certain she was still a virgin
though she had a husband.
The fourth Friday in July,
as good as on a promise.
The street lights were vanishing
and the crickets flaring up.
Last bend out of town
I brushed her sleepy breasts.
They blossomed of a sudden
like the tips of hyacinths
and the starch of her petticoat
bustled in my ear like silk
slit by a dozen blades.
The pines, minus their halo
of silver, grew huger
and the horizon of dogs
howled a long way from the river.
Past the blackberry bushes,
the rushes and whitethorn,
beneath her thatch of hair,
I made a dip in the sand.
I took off my neckerchief.
She unstrapped her dress.
Me my gun and holster,
she her layers of slips...
Not tuberose, not shell,
has skin as half as smooth
nor does mirror glass
have half the shimmer.
Her hips flitted from me
like a pair of startled tench:
the one full of fire,
the other full of cold.
That night I might
as well have ridden
the pick of the roads
on a mother-of-pearl mare
without bridle or stirrups.
Gentleman that I am,
I won’t say back the scraps
she whispered to me.
It dawned out there
to leave my lip bitten.
Filthy with soil and kisses,
I led her from the river
and the spears of lilies
battled in the air.
I behaved only the way
a blackguard like me behaves.
I offered her a big creel
of hay-colored satins.
I had no wish to fall for her.
She has a husband after all,
though she was still a virgin
when I led her to the river.
CRAIG AT THE SAFEWAY DELI

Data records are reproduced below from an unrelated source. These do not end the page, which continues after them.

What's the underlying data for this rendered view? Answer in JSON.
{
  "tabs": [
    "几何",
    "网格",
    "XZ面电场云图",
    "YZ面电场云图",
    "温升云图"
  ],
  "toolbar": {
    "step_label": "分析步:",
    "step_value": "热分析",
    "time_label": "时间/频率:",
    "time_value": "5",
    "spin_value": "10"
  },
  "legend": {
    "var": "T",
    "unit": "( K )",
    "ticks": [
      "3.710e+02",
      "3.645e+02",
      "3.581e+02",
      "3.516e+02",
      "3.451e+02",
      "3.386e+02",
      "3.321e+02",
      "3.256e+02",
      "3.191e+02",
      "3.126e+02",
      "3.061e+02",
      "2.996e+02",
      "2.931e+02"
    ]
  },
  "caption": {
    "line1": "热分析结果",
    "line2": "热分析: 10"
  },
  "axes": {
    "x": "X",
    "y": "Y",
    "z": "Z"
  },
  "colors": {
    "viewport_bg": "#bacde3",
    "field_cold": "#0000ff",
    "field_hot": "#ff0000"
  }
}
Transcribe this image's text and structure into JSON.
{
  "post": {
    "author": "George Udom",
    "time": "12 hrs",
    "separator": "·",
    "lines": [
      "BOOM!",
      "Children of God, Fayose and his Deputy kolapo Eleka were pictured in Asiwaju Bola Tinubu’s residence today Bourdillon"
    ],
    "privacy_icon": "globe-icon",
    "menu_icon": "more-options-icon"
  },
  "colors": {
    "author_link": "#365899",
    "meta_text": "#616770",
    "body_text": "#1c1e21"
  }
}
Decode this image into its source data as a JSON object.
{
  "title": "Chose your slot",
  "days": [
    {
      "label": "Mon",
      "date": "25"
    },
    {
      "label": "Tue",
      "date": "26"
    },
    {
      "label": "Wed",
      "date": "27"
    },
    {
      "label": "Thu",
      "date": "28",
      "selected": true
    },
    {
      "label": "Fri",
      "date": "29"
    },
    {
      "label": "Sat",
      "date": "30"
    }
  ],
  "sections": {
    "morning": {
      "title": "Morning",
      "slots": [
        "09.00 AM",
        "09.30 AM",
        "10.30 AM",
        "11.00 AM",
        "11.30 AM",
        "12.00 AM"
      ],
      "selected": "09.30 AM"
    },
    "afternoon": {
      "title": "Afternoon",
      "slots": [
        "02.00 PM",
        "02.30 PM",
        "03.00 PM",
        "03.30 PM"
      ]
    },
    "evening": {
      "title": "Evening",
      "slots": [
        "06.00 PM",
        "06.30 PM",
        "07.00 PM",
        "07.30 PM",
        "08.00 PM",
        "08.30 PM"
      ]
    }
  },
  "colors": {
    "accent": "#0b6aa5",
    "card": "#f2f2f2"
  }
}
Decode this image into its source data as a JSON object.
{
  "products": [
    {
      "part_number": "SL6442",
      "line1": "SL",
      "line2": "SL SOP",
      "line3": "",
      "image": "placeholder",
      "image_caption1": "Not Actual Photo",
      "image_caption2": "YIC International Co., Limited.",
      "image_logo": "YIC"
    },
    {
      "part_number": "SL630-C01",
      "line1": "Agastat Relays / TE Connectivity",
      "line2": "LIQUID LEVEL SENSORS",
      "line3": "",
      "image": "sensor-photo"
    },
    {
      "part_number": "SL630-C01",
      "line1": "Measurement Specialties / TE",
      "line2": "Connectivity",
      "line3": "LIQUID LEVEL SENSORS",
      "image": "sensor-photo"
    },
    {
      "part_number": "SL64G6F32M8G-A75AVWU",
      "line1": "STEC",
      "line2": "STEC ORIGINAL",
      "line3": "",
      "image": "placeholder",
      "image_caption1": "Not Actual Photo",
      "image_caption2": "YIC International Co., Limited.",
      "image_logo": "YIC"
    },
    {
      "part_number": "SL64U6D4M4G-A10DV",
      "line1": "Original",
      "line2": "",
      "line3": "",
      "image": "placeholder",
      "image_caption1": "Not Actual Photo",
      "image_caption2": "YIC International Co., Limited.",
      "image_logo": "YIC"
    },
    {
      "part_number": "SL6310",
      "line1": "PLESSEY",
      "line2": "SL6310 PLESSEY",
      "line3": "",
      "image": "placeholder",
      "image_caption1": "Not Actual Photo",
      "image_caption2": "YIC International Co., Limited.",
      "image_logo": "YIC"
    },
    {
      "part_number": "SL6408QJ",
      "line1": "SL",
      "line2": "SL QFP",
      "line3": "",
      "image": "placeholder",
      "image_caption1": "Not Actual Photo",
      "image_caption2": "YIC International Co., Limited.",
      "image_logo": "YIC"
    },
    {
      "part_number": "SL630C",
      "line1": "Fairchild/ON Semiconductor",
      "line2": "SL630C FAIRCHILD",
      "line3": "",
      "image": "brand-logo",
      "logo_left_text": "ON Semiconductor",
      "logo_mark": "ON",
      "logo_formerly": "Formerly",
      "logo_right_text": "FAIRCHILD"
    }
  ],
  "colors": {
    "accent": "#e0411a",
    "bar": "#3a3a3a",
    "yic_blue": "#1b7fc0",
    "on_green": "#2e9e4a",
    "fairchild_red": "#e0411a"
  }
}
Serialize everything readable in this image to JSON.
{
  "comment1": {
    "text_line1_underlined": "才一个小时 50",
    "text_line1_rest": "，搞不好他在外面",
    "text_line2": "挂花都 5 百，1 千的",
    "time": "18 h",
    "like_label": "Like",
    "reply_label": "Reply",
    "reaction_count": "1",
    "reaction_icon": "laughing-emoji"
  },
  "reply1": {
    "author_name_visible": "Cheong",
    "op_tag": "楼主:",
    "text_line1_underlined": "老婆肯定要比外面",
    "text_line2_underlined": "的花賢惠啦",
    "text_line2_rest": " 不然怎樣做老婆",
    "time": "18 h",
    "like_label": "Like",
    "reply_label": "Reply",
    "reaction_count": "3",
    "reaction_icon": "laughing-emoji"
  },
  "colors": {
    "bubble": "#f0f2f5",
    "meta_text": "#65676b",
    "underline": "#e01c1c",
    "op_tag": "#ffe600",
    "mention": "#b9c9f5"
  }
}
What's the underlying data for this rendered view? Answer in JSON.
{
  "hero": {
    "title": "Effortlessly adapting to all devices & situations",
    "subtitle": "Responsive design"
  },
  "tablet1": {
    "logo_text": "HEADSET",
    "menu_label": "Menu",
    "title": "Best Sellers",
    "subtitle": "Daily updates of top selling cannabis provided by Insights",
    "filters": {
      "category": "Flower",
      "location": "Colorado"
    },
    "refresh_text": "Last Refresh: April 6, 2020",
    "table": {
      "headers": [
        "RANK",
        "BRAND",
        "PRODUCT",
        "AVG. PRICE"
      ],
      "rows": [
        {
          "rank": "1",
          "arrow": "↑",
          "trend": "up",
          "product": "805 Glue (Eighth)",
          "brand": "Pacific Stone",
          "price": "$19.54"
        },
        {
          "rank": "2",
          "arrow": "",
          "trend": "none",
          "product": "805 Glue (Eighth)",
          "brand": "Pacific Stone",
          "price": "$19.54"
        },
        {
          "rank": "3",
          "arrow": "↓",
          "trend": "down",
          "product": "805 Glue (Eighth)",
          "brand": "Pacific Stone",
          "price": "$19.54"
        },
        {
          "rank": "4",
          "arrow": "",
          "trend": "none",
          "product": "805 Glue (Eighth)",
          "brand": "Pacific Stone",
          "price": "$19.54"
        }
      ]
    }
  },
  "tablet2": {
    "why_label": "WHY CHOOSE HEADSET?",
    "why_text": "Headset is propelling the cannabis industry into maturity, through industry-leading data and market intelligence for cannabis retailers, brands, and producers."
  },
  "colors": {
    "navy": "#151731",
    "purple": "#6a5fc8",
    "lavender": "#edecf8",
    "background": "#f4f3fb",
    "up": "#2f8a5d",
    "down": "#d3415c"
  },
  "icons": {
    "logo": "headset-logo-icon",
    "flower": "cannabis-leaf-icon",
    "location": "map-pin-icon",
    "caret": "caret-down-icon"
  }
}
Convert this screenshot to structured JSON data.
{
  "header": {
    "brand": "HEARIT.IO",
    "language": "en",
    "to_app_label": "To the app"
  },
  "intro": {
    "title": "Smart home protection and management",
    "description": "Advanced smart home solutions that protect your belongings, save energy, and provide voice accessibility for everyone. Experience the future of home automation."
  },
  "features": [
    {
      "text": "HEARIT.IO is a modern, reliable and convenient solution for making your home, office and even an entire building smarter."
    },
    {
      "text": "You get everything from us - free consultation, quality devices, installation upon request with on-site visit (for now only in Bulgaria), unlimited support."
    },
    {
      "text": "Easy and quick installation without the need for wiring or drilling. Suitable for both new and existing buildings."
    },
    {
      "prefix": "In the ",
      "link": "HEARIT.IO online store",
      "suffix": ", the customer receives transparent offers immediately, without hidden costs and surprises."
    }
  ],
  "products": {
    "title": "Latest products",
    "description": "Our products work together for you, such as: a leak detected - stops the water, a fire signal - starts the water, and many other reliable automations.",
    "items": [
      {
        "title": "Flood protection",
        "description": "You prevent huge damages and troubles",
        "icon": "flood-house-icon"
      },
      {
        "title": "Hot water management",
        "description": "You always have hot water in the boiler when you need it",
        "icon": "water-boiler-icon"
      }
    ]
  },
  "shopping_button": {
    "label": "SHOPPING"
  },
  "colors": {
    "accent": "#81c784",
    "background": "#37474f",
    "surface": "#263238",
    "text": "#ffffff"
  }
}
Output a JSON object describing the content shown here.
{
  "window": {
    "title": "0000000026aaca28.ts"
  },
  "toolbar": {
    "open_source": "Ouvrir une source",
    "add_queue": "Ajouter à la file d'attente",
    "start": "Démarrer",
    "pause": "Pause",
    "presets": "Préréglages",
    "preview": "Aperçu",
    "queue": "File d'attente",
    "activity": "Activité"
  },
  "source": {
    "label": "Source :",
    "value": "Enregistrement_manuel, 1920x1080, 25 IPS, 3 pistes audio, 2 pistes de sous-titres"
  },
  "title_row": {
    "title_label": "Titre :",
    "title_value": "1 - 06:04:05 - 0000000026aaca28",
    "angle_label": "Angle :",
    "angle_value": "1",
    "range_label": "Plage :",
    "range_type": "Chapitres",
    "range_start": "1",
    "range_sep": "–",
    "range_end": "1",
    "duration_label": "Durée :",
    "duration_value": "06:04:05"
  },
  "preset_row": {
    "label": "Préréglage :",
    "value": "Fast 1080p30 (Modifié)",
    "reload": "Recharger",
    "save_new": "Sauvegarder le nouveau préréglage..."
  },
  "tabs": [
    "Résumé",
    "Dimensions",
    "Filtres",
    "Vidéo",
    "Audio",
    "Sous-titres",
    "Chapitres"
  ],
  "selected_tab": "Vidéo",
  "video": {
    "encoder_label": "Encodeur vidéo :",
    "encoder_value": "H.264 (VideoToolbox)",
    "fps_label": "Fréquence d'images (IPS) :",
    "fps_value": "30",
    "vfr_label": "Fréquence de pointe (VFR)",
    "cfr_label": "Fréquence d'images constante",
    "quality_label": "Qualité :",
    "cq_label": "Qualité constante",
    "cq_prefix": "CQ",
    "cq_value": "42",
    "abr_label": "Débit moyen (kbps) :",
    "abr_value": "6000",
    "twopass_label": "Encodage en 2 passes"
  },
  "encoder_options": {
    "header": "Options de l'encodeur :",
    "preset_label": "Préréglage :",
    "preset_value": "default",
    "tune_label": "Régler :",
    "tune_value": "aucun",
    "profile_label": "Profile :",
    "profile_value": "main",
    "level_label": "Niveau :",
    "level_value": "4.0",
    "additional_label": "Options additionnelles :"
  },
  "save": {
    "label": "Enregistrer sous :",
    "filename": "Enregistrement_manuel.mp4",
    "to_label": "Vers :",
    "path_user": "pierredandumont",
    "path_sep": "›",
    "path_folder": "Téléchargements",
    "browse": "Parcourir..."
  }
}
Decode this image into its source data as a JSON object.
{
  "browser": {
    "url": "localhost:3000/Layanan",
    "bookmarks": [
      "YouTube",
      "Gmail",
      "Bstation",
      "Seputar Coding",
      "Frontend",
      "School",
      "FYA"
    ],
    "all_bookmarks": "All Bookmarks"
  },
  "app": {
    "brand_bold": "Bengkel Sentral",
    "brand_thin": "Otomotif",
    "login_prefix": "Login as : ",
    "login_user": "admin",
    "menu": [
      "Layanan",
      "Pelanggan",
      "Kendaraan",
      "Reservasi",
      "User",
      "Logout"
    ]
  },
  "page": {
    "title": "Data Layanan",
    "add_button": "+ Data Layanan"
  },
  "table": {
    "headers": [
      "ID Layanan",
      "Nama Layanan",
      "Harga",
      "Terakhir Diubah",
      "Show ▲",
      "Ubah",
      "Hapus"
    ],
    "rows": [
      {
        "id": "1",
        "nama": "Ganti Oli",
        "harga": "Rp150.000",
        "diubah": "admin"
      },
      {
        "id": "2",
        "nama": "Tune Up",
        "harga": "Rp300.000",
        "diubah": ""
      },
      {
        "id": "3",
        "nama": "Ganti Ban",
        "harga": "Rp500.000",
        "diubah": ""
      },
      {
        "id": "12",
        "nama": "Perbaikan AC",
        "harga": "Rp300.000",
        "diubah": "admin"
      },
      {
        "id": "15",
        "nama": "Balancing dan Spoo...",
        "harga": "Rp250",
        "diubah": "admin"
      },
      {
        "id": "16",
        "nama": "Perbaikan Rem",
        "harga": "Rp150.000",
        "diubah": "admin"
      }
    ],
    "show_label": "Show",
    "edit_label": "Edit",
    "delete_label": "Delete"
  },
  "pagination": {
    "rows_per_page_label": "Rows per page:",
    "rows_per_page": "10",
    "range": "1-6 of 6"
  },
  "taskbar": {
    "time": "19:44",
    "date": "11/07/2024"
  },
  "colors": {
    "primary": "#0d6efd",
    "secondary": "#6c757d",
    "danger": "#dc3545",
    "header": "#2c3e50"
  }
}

Good morning, Please know that yesterday was initially spent at the Kabuki Spa, followed by a trip to Izumiya restaurant for the seafood modern style Yaki. Headed off to Trouble Coffee at 45th & Judah for a strong cupful called "The Matador", and then walked to Ocean Beach to chant Green Tara's mantram (Om Tare Tuttare Ture Soha). Eventually ended up meandering on Haight Street, before making it to the Safeway on Church Street for a last minute chowdown of their ceviche and deli salads; was the last customer to leave the eating area at 9 P.M. Returning to my leased room in San Francisco's lower Nob Hill neighborhood, it was joyfully discovered that the Anderson Valley Advertiser published online my definitive statement in regard to bringing in the spiritual mojo for radical environmental/peace & justice effectiveness. As I requested, both my current residential and email addresses were listed. I am right now inviting others to form a spiritual working group with myself. The obvious purpose is to do something in response to the growing disaster of an American society in chaos, as well as being supportive of a world under ecological assault by some very stupid, greedy individuals and their organizations. Surging forward now is the panacea for civilization meltdown, which you probably do not want to be caught up in. Meanwhile, the Earth First! Roadshow is meandering toward California, due to arrive in mid June, precluding the Earth First! Round River Rendezvous which will be held at an as of yet undisclosed location in northern California. Please feel free to connect the dots, and reply if you are creatively interested. I'd rather be monkeywrenching,
Craig Louis Stehr
DOMAINE ANDERSON SATURDAY EVENT
Domaine Anderson is hosting a food/wine pairing this Saturday, June 3.
Join us at Domaine Anderson for our Spring Wine Event with a creative and fun wine and food pairing! Local caterer and chef, Cory Morse and her team will have the wood-fired oven hot all day, serving inspired pizzas created to pair with each of our wines. Also, enjoy the very fresh charcuterie from Farmer John! We will welcome you with a glass of Roederer Estate Brut as you arrive. Begin your pairing with a glass of our newly released 2016 Rosé of Pinot Noir. Then visit each table for unique pairings of our Estate and Single Vineyard wines with locally grown salad, charcuterie and handmade wood-fired pizzas. Finish off with a sweet berry pizza created especially by Chef Cory to pair with our Single Vineyard Pinot and Chardonnay. $25 per person! RSVP ASAP so we know to make enough for everyone - Cory needs to start shopping!